■ PROBLEM DETAILS ■
Write out each record a second time, exactly.

----------------------------------------

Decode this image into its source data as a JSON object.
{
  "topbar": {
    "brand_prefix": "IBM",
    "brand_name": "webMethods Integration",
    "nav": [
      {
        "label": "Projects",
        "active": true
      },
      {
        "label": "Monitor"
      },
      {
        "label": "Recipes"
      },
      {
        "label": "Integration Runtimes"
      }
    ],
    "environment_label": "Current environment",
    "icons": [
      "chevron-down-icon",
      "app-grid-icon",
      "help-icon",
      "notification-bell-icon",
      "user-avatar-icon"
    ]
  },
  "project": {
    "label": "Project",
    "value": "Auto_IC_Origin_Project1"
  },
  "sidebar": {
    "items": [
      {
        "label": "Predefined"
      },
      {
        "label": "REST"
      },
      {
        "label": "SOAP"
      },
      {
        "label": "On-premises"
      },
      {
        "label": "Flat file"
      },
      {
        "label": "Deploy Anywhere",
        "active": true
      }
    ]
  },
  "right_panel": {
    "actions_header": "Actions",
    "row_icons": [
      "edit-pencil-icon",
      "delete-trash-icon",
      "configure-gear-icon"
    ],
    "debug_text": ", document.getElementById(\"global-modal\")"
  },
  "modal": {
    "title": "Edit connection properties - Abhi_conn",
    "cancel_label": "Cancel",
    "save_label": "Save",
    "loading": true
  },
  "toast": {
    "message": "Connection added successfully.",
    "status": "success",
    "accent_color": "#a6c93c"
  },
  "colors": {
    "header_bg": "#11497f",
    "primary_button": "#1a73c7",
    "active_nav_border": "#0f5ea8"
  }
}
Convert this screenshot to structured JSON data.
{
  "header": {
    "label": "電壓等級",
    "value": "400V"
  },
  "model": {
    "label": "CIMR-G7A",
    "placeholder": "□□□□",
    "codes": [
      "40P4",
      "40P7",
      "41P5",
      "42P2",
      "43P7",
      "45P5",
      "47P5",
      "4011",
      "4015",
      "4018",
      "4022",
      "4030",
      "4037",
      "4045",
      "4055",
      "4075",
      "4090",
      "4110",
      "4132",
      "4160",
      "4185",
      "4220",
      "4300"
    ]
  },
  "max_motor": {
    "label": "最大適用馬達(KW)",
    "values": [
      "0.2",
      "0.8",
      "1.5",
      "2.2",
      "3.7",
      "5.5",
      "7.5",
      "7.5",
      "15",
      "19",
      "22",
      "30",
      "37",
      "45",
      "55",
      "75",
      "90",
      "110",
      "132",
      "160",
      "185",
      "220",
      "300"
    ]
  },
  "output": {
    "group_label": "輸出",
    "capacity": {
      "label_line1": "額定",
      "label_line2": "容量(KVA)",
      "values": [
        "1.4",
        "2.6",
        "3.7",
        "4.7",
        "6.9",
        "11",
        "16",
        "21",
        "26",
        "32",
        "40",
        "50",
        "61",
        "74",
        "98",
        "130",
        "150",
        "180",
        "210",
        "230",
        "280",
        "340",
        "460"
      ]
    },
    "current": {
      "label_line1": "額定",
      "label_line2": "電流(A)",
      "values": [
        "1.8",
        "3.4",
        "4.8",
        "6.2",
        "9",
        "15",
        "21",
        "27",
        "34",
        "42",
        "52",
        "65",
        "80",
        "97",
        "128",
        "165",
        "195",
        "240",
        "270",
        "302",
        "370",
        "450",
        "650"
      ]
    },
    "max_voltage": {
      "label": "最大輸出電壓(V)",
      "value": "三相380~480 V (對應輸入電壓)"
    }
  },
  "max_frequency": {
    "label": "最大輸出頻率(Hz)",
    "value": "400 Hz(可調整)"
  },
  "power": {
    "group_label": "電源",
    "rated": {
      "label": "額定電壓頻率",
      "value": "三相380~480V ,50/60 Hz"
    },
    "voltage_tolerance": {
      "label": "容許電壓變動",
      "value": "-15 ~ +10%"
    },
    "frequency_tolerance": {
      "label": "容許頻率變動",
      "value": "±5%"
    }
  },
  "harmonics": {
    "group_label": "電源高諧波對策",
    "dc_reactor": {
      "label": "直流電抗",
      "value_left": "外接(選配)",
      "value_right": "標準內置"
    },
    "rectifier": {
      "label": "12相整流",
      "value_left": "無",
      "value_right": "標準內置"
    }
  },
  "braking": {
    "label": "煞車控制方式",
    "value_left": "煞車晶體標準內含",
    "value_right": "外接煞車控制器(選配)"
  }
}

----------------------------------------

■ WRITTEN REPLY ■
Decode this image into its source data as a JSON object.
{
  "topbar": {
    "brand_prefix": "IBM",
    "brand_name": "webMethods Integration",
    "nav": [
      {
        "label": "Projects",
        "active": true
      },
      {
        "label": "Monitor"
      },
      {
        "label": "Recipes"
      },
      {
        "label": "Integration Runtimes"
      }
    ],
    "environment_label": "Current environment",
    "icons": [
      "chevron-down-icon",
      "app-grid-icon",
      "help-icon",
      "notification-bell-icon",
      "user-avatar-icon"
    ]
  },
  "project": {
    "label": "Project",
    "value": "Auto_IC_Origin_Project1"
  },
  "sidebar": {
    "items": [
      {
        "label": "Predefined"
      },
      {
        "label": "REST"
      },
      {
        "label": "SOAP"
      },
      {
        "label": "On-premises"
      },
      {
        "label": "Flat file"
      },
      {
        "label": "Deploy Anywhere",
        "active": true
      }
    ]
  },
  "right_panel": {
    "actions_header": "Actions",
    "row_icons": [
      "edit-pencil-icon",
      "delete-trash-icon",
      "configure-gear-icon"
    ],
    "debug_text": ", document.getElementById(\"global-modal\")"
  },
  "modal": {
    "title": "Edit connection properties - Abhi_conn",
    "cancel_label": "Cancel",
    "save_label": "Save",
    "loading": true
  },
  "toast": {
    "message": "Connection added successfully.",
    "status": "success",
    "accent_color": "#a6c93c"
  },
  "colors": {
    "header_bg": "#11497f",
    "primary_button": "#1a73c7",
    "active_nav_border": "#0f5ea8"
  }
}
Convert this screenshot to structured JSON data.
{
  "header": {
    "label": "電壓等級",
    "value": "400V"
  },
  "model": {
    "label": "CIMR-G7A",
    "placeholder": "□□□□",
    "codes": [
      "40P4",
      "40P7",
      "41P5",
      "42P2",
      "43P7",
      "45P5",
      "47P5",
      "4011",
      "4015",
      "4018",
      "4022",
      "4030",
      "4037",
      "4045",
      "4055",
      "4075",
      "4090",
      "4110",
      "4132",
      "4160",
      "4185",
      "4220",
      "4300"
    ]
  },
  "max_motor": {
    "label": "最大適用馬達(KW)",
    "values": [
      "0.2",
      "0.8",
      "1.5",
      "2.2",
      "3.7",
      "5.5",
      "7.5",
      "7.5",
      "15",
      "19",
      "22",
      "30",
      "37",
      "45",
      "55",
      "75",
      "90",
      "110",
      "132",
      "160",
      "185",
      "220",
      "300"
    ]
  },
  "output": {
    "group_label": "輸出",
    "capacity": {
      "label_line1": "額定",
      "label_line2": "容量(KVA)",
      "values": [
        "1.4",
        "2.6",
        "3.7",
        "4.7",
        "6.9",
        "11",
        "16",
        "21",
        "26",
        "32",
        "40",
        "50",
        "61",
        "74",
        "98",
        "130",
        "150",
        "180",
        "210",
        "230",
        "280",
        "340",
        "460"
      ]
    },
    "current": {
      "label_line1": "額定",
      "label_line2": "電流(A)",
      "values": [
        "1.8",
        "3.4",
        "4.8",
        "6.2",
        "9",
        "15",
        "21",
        "27",
        "34",
        "42",
        "52",
        "65",
        "80",
        "97",
        "128",
        "165",
        "195",
        "240",
        "270",
        "302",
        "370",
        "450",
        "650"
      ]
    },
    "max_voltage": {
      "label": "最大輸出電壓(V)",
      "value": "三相380~480 V (對應輸入電壓)"
    }
  },
  "max_frequency": {
    "label": "最大輸出頻率(Hz)",
    "value": "400 Hz(可調整)"
  },
  "power": {
    "group_label": "電源",
    "rated": {
      "label": "額定電壓頻率",
      "value": "三相380~480V ,50/60 Hz"
    },
    "voltage_tolerance": {
      "label": "容許電壓變動",
      "value": "-15 ~ +10%"
    },
    "frequency_tolerance": {
      "label": "容許頻率變動",
      "value": "±5%"
    }
  },
  "harmonics": {
    "group_label": "電源高諧波對策",
    "dc_reactor": {
      "label": "直流電抗",
      "value_left": "外接(選配)",
      "value_right": "標準內置"
    },
    "rectifier": {
      "label": "12相整流",
      "value_left": "無",
      "value_right": "標準內置"
    }
  },
  "braking": {
    "label": "煞車控制方式",
    "value_left": "煞車晶體標準內含",
    "value_right": "外接煞車控制器(選配)"
  }
}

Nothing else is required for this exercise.